Triathlon: Gomez holds nerve against Brownlees to take 3rd world title

Javier Gomez of Spain (right) reacts as he beats Jonathan Brownlee of Britain (left) to the finish line to win the race and world series championship in the elite men race during the World Triathlon Grand Final in Hyde Park, London, Sunday, Sept 15,
Javier Gomez of Spain (right) reacts as he beats Jonathan Brownlee of Britain (left) to the finish line to win the race and world series championship in the elite men race during the World Triathlon Grand Final in Hyde Park, London, Sunday, Sept 15, 2013. -- PHOTO: AP

LONDON (AFP) - Spain's Javier Gomez won a sprint finish with Britain's Jonny Brownlee to claim his third World Triathlon Grand Final crown in London's Hyde Park on Sunday.

Brownlee finished second in the race and in the world series but his brother Alistair's hopes of a third world title were ended by an ankle injury.

The 25-year-old led the standings going into the race but was severely compromised on the 10km run, which is usually his strongest leg.
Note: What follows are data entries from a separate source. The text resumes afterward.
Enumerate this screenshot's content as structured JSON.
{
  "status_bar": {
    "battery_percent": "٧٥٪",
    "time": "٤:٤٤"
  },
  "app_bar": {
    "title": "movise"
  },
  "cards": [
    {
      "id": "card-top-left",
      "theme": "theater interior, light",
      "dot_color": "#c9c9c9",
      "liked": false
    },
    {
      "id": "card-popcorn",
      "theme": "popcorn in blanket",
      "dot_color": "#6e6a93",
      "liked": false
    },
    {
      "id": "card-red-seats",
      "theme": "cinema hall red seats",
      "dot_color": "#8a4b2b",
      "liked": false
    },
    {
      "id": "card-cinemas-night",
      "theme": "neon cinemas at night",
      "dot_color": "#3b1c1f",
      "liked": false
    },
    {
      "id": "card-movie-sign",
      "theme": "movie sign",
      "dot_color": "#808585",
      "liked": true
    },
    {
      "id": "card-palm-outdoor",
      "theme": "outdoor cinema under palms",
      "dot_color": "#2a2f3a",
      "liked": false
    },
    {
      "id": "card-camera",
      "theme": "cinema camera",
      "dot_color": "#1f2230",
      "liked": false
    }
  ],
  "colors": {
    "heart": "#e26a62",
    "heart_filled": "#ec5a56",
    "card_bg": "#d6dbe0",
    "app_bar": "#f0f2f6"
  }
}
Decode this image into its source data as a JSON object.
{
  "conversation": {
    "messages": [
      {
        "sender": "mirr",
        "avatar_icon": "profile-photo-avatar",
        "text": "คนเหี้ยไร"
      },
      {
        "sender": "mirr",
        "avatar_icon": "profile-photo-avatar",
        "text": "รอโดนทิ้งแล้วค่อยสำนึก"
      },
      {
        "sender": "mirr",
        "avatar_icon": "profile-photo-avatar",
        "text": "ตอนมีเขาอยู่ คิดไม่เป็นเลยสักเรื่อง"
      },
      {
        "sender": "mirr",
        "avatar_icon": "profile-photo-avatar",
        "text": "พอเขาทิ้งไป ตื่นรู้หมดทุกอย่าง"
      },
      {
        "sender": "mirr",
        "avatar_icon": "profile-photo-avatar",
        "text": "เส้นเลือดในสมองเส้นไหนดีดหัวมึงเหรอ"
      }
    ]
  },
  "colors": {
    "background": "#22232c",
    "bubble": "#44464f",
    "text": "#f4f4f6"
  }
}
Alistair completed the race but he was knocked out of the overall top three, with Spain's Mario Mola taking the third spot on the podium.

The Brownlees and Gomez all emerged from the swim near the front of the pack.

A lead group of 13 formed on the bike, with the brothers shouting at the other riders to make sure the pace stayed high.

Alistair broke away on the bike in the previous race in Stockholm to take the pressure off the run, and the feeling was his ankle injury would force him to try to do the same.

His first real attempt came on the fifth lap, but Gomez responded immediately and he was pulled back.

The 25-year-old tried again as the lead group crossed the line to start the final lap, and this time he did manage to get a gap, but he did not make it stick.

As they came into transition, Alistair was visibly grimacing as soon as he began to run and it quickly became clear he would not be able to compete for the world title.

Jonny immediately surged to the front, closely tracked by Gomez, while Alistair was going at little more than jogging pace outside the top 10.

For a while the Olympic champion looked to have settled into a rhythm and he climbed back to fifth, but the pain clearly became too much and he dropped well back.

Jonny and Gomez were locked together, with both knowing only victory would be enough to give either of them the title, and it was the Spaniard who found the energy for one last push to the finish line.